▸ **WORK ORDER**
All of the entries below are to be copied without any alteration.

▸ **INPUT MATERIAL**
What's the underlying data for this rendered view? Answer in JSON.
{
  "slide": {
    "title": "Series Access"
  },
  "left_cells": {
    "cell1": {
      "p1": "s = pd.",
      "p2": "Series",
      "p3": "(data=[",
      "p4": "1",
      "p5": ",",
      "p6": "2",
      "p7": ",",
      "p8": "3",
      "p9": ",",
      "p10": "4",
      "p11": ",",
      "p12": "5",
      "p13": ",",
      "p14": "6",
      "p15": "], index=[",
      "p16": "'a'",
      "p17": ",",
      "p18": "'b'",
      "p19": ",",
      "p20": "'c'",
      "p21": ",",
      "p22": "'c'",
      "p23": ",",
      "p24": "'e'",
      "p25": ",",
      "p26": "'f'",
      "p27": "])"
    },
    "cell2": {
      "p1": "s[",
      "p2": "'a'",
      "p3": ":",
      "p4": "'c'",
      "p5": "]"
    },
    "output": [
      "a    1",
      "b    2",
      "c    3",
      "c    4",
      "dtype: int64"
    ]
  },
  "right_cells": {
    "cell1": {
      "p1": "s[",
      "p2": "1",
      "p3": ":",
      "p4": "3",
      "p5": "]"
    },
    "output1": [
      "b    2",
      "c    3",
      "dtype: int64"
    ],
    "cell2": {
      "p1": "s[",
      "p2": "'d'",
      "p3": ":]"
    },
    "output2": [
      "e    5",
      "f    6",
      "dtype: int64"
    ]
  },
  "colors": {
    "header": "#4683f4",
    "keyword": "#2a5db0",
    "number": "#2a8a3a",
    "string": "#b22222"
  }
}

▸ **EXERCISE RESPONSE**
What's the underlying data for this rendered view? Answer in JSON.
{
  "slide": {
    "title": "Series Access"
  },
  "left_cells": {
    "cell1": {
      "p1": "s = pd.",
      "p2": "Series",
      "p3": "(data=[",
      "p4": "1",
      "p5": ",",
      "p6": "2",
      "p7": ",",
      "p8": "3",
      "p9": ",",
      "p10": "4",
      "p11": ",",
      "p12": "5",
      "p13": ",",
      "p14": "6",
      "p15": "], index=[",
      "p16": "'a'",
      "p17": ",",
      "p18": "'b'",
      "p19": ",",
      "p20": "'c'",
      "p21": ",",
      "p22": "'c'",
      "p23": ",",
      "p24": "'e'",
      "p25": ",",
      "p26": "'f'",
      "p27": "])"
    },
    "cell2": {
      "p1": "s[",
      "p2": "'a'",
      "p3": ":",
      "p4": "'c'",
      "p5": "]"
    },
    "output": [
      "a    1",
      "b    2",
      "c    3",
      "c    4",
      "dtype: int64"
    ]
  },
  "right_cells": {
    "cell1": {
      "p1": "s[",
      "p2": "1",
      "p3": ":",
      "p4": "3",
      "p5": "]"
    },
    "output1": [
      "b    2",
      "c    3",
      "dtype: int64"
    ],
    "cell2": {
      "p1": "s[",
      "p2": "'d'",
      "p3": ":]"
    },
    "output2": [
      "e    5",
      "f    6",
      "dtype: int64"
    ]
  },
  "colors": {
    "header": "#4683f4",
    "keyword": "#2a5db0",
    "number": "#2a8a3a",
    "string": "#b22222"
  }
}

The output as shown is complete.